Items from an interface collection
*** Block opens ***
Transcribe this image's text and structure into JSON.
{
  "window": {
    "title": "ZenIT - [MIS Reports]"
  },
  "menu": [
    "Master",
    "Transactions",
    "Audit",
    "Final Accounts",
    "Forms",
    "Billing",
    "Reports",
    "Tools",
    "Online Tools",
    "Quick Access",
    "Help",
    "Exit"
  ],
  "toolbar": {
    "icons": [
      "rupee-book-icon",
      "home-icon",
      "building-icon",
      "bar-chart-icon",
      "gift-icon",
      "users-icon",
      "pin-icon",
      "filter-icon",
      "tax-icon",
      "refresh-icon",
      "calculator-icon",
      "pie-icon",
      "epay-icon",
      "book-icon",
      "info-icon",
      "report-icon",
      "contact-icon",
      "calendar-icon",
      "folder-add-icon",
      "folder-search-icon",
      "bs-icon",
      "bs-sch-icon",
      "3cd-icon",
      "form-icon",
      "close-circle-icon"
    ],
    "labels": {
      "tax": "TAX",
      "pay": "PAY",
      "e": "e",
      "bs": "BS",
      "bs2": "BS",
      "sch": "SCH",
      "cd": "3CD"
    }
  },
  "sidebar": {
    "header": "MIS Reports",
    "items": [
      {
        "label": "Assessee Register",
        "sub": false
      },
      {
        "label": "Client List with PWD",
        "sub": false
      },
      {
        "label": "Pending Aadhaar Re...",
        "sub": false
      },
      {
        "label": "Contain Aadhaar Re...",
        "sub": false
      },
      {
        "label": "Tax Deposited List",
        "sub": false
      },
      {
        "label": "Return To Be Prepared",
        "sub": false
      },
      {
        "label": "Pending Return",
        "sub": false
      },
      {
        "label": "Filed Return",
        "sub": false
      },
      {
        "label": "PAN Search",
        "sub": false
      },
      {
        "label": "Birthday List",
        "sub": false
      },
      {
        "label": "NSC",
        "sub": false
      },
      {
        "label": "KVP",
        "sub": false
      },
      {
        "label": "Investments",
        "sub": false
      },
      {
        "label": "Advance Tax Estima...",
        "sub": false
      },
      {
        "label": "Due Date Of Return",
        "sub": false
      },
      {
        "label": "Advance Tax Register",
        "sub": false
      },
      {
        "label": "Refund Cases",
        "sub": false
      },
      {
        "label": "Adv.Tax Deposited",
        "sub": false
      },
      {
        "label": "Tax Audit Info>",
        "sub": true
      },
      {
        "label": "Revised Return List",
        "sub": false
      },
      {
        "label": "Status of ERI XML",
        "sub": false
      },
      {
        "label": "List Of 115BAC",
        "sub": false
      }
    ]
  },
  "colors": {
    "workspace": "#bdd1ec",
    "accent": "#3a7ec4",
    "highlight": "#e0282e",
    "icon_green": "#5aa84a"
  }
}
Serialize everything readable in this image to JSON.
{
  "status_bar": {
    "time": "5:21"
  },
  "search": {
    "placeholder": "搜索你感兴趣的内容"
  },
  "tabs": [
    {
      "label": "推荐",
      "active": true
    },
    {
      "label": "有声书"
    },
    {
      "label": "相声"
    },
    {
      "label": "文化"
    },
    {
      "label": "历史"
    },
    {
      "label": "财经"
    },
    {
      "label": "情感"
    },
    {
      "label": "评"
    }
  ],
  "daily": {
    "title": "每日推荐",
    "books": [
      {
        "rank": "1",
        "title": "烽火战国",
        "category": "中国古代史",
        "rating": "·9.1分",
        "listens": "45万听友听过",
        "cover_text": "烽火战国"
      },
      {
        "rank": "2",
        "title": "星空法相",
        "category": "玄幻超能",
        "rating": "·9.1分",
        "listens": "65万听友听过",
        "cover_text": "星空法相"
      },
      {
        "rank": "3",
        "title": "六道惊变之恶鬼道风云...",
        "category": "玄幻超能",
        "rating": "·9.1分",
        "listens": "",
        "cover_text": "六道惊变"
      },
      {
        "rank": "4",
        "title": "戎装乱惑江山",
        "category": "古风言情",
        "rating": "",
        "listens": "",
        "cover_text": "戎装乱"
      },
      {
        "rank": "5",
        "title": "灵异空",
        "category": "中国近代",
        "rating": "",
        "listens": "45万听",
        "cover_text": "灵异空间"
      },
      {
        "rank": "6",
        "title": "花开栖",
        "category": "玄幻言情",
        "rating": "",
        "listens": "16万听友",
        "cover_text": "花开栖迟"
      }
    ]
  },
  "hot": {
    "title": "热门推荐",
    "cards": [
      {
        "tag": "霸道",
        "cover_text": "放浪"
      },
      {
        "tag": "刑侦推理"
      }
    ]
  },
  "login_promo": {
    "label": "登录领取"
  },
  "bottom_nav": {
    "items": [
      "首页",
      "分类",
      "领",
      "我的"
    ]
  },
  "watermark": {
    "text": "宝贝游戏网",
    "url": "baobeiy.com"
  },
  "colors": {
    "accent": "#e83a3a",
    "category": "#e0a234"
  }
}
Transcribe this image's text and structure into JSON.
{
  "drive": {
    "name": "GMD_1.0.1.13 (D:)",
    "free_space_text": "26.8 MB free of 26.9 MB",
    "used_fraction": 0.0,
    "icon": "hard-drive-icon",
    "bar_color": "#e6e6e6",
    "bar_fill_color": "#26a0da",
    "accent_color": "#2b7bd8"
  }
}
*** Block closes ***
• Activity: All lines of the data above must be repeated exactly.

• Task output:
Transcribe this image's text and structure into JSON.
{
  "window": {
    "title": "ZenIT - [MIS Reports]"
  },
  "menu": [
    "Master",
    "Transactions",
    "Audit",
    "Final Accounts",
    "Forms",
    "Billing",
    "Reports",
    "Tools",
    "Online Tools",
    "Quick Access",
    "Help",
    "Exit"
  ],
  "toolbar": {
    "icons": [
      "rupee-book-icon",
      "home-icon",
      "building-icon",
      "bar-chart-icon",
      "gift-icon",
      "users-icon",
      "pin-icon",
      "filter-icon",
      "tax-icon",
      "refresh-icon",
      "calculator-icon",
      "pie-icon",
      "epay-icon",
      "book-icon",
      "info-icon",
      "report-icon",
      "contact-icon",
      "calendar-icon",
      "folder-add-icon",
      "folder-search-icon",
      "bs-icon",
      "bs-sch-icon",
      "3cd-icon",
      "form-icon",
      "close-circle-icon"
    ],
    "labels": {
      "tax": "TAX",
      "pay": "PAY",
      "e": "e",
      "bs": "BS",
      "bs2": "BS",
      "sch": "SCH",
      "cd": "3CD"
    }
  },
  "sidebar": {
    "header": "MIS Reports",
    "items": [
      {
        "label": "Assessee Register",
        "sub": false
      },
      {
        "label": "Client List with PWD",
        "sub": false
      },
      {
        "label": "Pending Aadhaar Re...",
        "sub": false
      },
      {
        "label": "Contain Aadhaar Re...",
        "sub": false
      },
      {
        "label": "Tax Deposited List",
        "sub": false
      },
      {
        "label": "Return To Be Prepared",
        "sub": false
      },
      {
        "label": "Pending Return",
        "sub": false
      },
      {
        "label": "Filed Return",
        "sub": false
      },
      {
        "label": "PAN Search",
        "sub": false
      },
      {
        "label": "Birthday List",
        "sub": false
      },
      {
        "label": "NSC",
        "sub": false
      },
      {
        "label": "KVP",
        "sub": false
      },
      {
        "label": "Investments",
        "sub": false
      },
      {
        "label": "Advance Tax Estima...",
        "sub": false
      },
      {
        "label": "Due Date Of Return",
        "sub": false
      },
      {
        "label": "Advance Tax Register",
        "sub": false
      },
      {
        "label": "Refund Cases",
        "sub": false
      },
      {
        "label": "Adv.Tax Deposited",
        "sub": false
      },
      {
        "label": "Tax Audit Info>",
        "sub": true
      },
      {
        "label": "Revised Return List",
        "sub": false
      },
      {
        "label": "Status of ERI XML",
        "sub": false
      },
      {
        "label": "List Of 115BAC",
        "sub": false
      }
    ]
  },
  "colors": {
    "workspace": "#bdd1ec",
    "accent": "#3a7ec4",
    "highlight": "#e0282e",
    "icon_green": "#5aa84a"
  }
}
Serialize everything readable in this image to JSON.
{
  "status_bar": {
    "time": "5:21"
  },
  "search": {
    "placeholder": "搜索你感兴趣的内容"
  },
  "tabs": [
    {
      "label": "推荐",
      "active": true
    },
    {
      "label": "有声书"
    },
    {
      "label": "相声"
    },
    {
      "label": "文化"
    },
    {
      "label": "历史"
    },
    {
      "label": "财经"
    },
    {
      "label": "情感"
    },
    {
      "label": "评"
    }
  ],
  "daily": {
    "title": "每日推荐",
    "books": [
      {
        "rank": "1",
        "title": "烽火战国",
        "category": "中国古代史",
        "rating": "·9.1分",
        "listens": "45万听友听过",
        "cover_text": "烽火战国"
      },
      {
        "rank": "2",
        "title": "星空法相",
        "category": "玄幻超能",
        "rating": "·9.1分",
        "listens": "65万听友听过",
        "cover_text": "星空法相"
      },
      {
        "rank": "3",
        "title": "六道惊变之恶鬼道风云...",
        "category": "玄幻超能",
        "rating": "·9.1分",
        "listens": "",
        "cover_text": "六道惊变"
      },
      {
        "rank": "4",
        "title": "戎装乱惑江山",
        "category": "古风言情",
        "rating": "",
        "listens": "",
        "cover_text": "戎装乱"
      },
      {
        "rank": "5",
        "title": "灵异空",
        "category": "中国近代",
        "rating": "",
        "listens": "45万听",
        "cover_text": "灵异空间"
      },
      {
        "rank": "6",
        "title": "花开栖",
        "category": "玄幻言情",
        "rating": "",
        "listens": "16万听友",
        "cover_text": "花开栖迟"
      }
    ]
  },
  "hot": {
    "title": "热门推荐",
    "cards": [
      {
        "tag": "霸道",
        "cover_text": "放浪"
      },
      {
        "tag": "刑侦推理"
      }
    ]
  },
  "login_promo": {
    "label": "登录领取"
  },
  "bottom_nav": {
    "items": [
      "首页",
      "分类",
      "领",
      "我的"
    ]
  },
  "watermark": {
    "text": "宝贝游戏网",
    "url": "baobeiy.com"
  },
  "colors": {
    "accent": "#e83a3a",
    "category": "#e0a234"
  }
}
Transcribe this image's text and structure into JSON.
{
  "drive": {
    "name": "GMD_1.0.1.13 (D:)",
    "free_space_text": "26.8 MB free of 26.9 MB",
    "used_fraction": 0.0,
    "icon": "hard-drive-icon",
    "bar_color": "#e6e6e6",
    "bar_fill_color": "#26a0da",
    "accent_color": "#2b7bd8"
  }
}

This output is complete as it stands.